§ **Task data**:
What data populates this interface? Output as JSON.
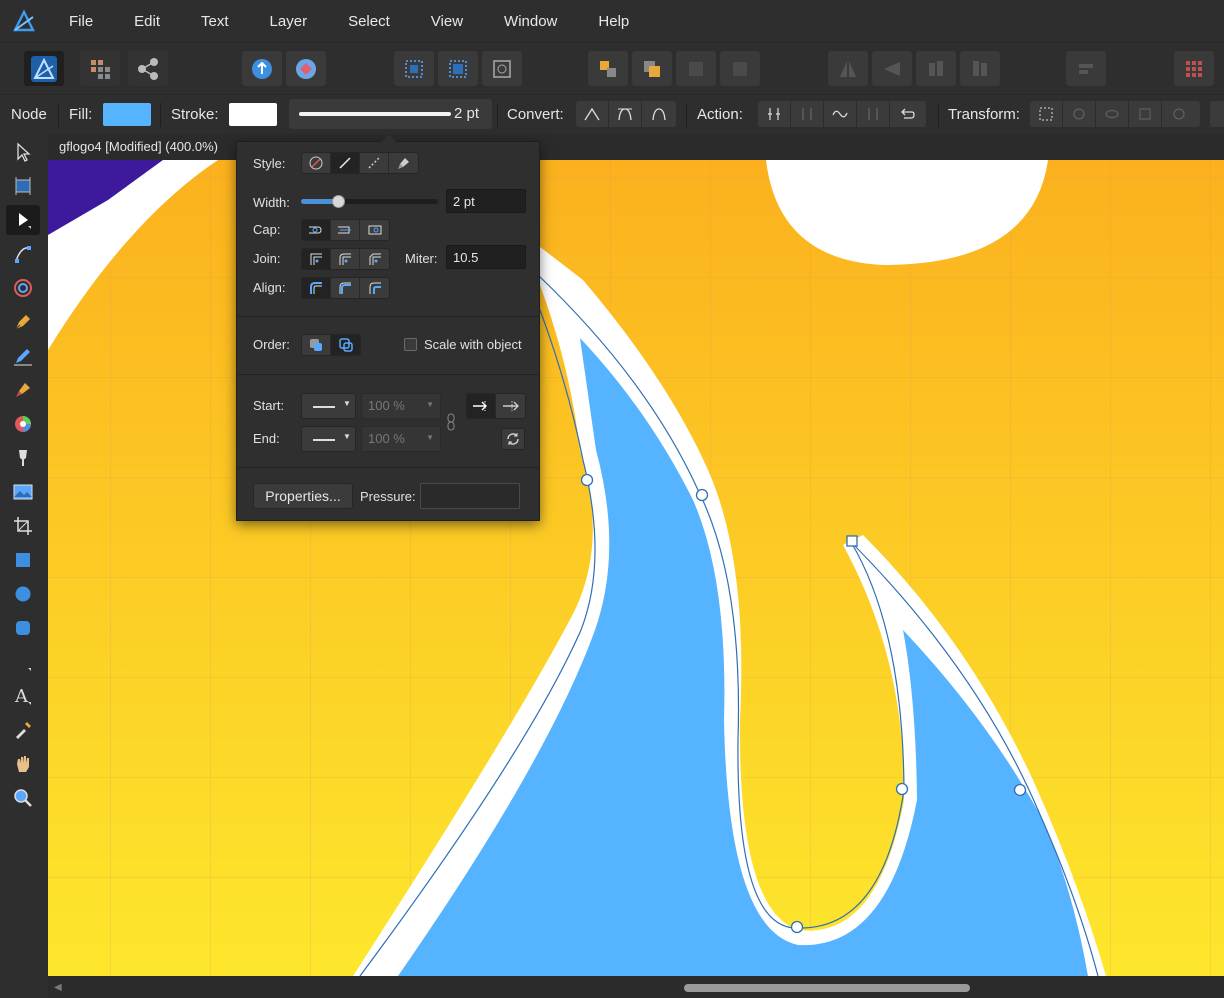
{
  "menu": [
    "File",
    "Edit",
    "Text",
    "Layer",
    "Select",
    "View",
    "Window",
    "Help"
  ],
  "context": {
    "tool_label": "Node",
    "fill_label": "Fill:",
    "fill_color": "#55b3ff",
    "stroke_label": "Stroke:",
    "stroke_color": "#ffffff",
    "width_value": "2 pt",
    "convert_label": "Convert:",
    "action_label": "Action:",
    "transform_label": "Transform:"
  },
  "document": {
    "title": "gflogo4 [Modified] (400.0%)"
  },
  "stroke_panel": {
    "style_label": "Style:",
    "width_label": "Width:",
    "width_value": "2 pt",
    "width_slider_level": 0.27,
    "cap_label": "Cap:",
    "join_label": "Join:",
    "miter_label": "Miter:",
    "miter_value": "10.5",
    "align_label": "Align:",
    "order_label": "Order:",
    "scale_label": "Scale with object",
    "scale_checked": false,
    "start_label": "Start:",
    "start_size": "100 %",
    "end_label": "End:",
    "end_size": "100 %",
    "properties_label": "Properties...",
    "pressure_label": "Pressure:"
  },
  "colors": {
    "accent": "#4a90d9",
    "canvas_top": "#fbb11e",
    "canvas_bottom": "#fde72c",
    "flame_blue": "#55b3ff",
    "logo_purple": "#3d1a9c"
  }
}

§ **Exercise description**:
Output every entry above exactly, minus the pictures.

§ **The answer**:
What data populates this interface? Output as JSON.
{
  "menu": [
    "File",
    "Edit",
    "Text",
    "Layer",
    "Select",
    "View",
    "Window",
    "Help"
  ],
  "context": {
    "tool_label": "Node",
    "fill_label": "Fill:",
    "fill_color": "#55b3ff",
    "stroke_label": "Stroke:",
    "stroke_color": "#ffffff",
    "width_value": "2 pt",
    "convert_label": "Convert:",
    "action_label": "Action:",
    "transform_label": "Transform:"
  },
  "document": {
    "title": "gflogo4 [Modified] (400.0%)"
  },
  "stroke_panel": {
    "style_label": "Style:",
    "width_label": "Width:",
    "width_value": "2 pt",
    "width_slider_level": 0.27,
    "cap_label": "Cap:",
    "join_label": "Join:",
    "miter_label": "Miter:",
    "miter_value": "10.5",
    "align_label": "Align:",
    "order_label": "Order:",
    "scale_label": "Scale with object",
    "scale_checked": false,
    "start_label": "Start:",
    "start_size": "100 %",
    "end_label": "End:",
    "end_size": "100 %",
    "properties_label": "Properties...",
    "pressure_label": "Pressure:"
  },
  "colors": {
    "accent": "#4a90d9",
    "canvas_top": "#fbb11e",
    "canvas_bottom": "#fde72c",
    "flame_blue": "#55b3ff",
    "logo_purple": "#3d1a9c"
  }
}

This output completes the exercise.